‘Amazing’ Brighton mural celebrates life of 13-year-old and raises awareness of youth suicide

Two artists have transformed a ‘grubby plain wall’ into a beautiful memorial with a powerful message.

Thursday, 15th July 2021, 5:01 pm
The mural in memory of Minnie Rose Eastman in Pelham Street
The mural in memory of Minnie Rose Eastman in Pelham Street

The giant public mural in Pelham Street depicts Minnie Rose Eastman a much-loved Brighton student who took her own life, aged 13.

Her mother, Sacha Eastman, who has spent months planning the artwork, said it was ‘amazing’ and a ‘celebration’ of Minnie.

“Someone said to me ‘it’s iconic’ and I love that word. I want it to be, I’m proud of that,” she said.

The mural of Minnie

“I don’t want Minnie to be forgotten.”

Artists Guy Favela and Fek began spray-painting the work on Thursday, the two-year anniversary of Minnie’s death.

The mural features the ‘Hopeline’ number for the national suicide prevention charity PAPYRUS, and Sacha said it would mean so much to her if it prompted just one young person to reach out for support.

“If I had an opportunity to go back and save my daughter, of course I would, but I don’t have that chance,” she said.

Minnie Rose Eastman was a much-loved daughter and sister

A short film was filmed during the process, featuring interviews with Sacha, which will also be used to raise awareness of youth suicide.

Suicide is the biggest killer of young people in the UK, according to PAPYRUS.

The charity aims to reduce the number of young people who take their own lives by breaking down the stigma around suicide and equipping people with the skills to recognise and respond to suicidal behaviour.

Sacha previously described Minnie as an ‘individual’, with a unique personality.

“She had her own style, she was kind of crazy,” Sacha said. “She was always breaking away from the mould.”

But sadly Minnie did not know how special she was.

“She took her life because she didn’t think she had worth,” Sacha said.

“So by doing this, it’s like I want to continue the power that she had, that she didn’t know she had.”

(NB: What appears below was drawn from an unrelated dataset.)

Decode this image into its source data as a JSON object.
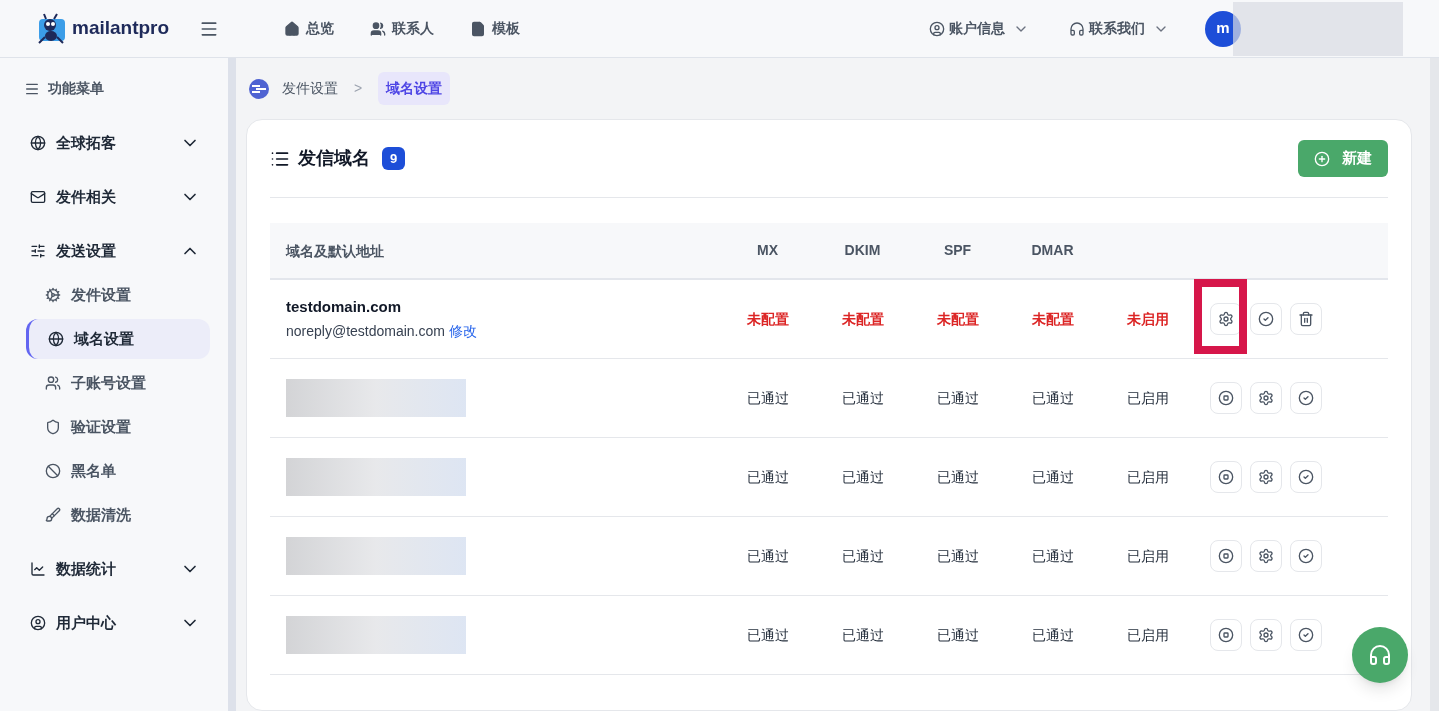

After the ‘high’ of seeing the mural painted and the flurry of media interviews that followed, Sacha said she was now back on the ‘lonely path’ of grieving.

But she is proud to have achieved her goal of creating a memorial to her daughter.

“When I want to do something, it spurs me on, it keeps me going,” she said. “It’s my healing.”

She has not yet returned to the mural since it was finished last week.

Sacha said: “I’ve not actually walked to it, and come round the corner and boom, seen it there – but I will, and it will be beautiful.”

For practical, confidential suicide prevention help and advice please contact PAPYRUS HOPELINEUK on 0800 068 4141, text 07860 039967 or email [email protected]

If you are affected by any issues raised in this story, you can also contact The Samaritans for confidential support on 116 123